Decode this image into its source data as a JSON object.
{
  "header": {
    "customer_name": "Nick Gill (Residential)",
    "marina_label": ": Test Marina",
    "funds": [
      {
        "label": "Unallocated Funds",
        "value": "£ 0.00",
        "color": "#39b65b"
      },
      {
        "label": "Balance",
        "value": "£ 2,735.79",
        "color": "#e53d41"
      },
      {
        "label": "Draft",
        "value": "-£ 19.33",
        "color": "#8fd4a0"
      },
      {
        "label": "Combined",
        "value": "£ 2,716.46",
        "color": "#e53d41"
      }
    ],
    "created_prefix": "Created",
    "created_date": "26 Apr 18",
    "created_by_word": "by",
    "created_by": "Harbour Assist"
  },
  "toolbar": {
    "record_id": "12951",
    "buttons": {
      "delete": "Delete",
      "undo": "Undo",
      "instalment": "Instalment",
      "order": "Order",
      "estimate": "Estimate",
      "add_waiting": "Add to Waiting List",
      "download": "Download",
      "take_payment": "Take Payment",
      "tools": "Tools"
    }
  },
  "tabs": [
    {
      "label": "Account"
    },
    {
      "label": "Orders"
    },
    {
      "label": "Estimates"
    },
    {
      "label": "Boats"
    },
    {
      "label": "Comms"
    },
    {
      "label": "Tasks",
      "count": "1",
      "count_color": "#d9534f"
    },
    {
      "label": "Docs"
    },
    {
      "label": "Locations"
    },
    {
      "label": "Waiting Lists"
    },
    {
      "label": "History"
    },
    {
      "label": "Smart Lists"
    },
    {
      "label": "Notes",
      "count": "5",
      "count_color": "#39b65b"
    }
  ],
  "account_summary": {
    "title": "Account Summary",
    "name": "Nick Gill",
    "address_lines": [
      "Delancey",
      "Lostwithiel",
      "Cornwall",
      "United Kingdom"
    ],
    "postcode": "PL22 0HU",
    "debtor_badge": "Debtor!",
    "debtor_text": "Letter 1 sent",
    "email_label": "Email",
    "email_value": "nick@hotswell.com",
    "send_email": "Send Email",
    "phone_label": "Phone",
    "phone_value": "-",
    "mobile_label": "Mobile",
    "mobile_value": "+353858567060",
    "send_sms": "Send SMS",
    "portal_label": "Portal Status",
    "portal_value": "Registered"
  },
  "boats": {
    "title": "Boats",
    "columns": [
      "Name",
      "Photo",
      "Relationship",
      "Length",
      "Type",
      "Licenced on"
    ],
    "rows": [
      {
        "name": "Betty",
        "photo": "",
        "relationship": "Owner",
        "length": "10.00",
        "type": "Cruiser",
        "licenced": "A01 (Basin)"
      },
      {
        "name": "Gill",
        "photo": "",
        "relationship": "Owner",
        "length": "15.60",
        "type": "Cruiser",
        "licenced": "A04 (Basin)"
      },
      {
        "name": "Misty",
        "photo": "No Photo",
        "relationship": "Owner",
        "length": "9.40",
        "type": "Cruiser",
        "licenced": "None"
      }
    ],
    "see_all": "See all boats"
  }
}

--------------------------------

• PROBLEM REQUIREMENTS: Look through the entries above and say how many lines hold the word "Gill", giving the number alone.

• SOLUTION TO THE PROBLEM: 3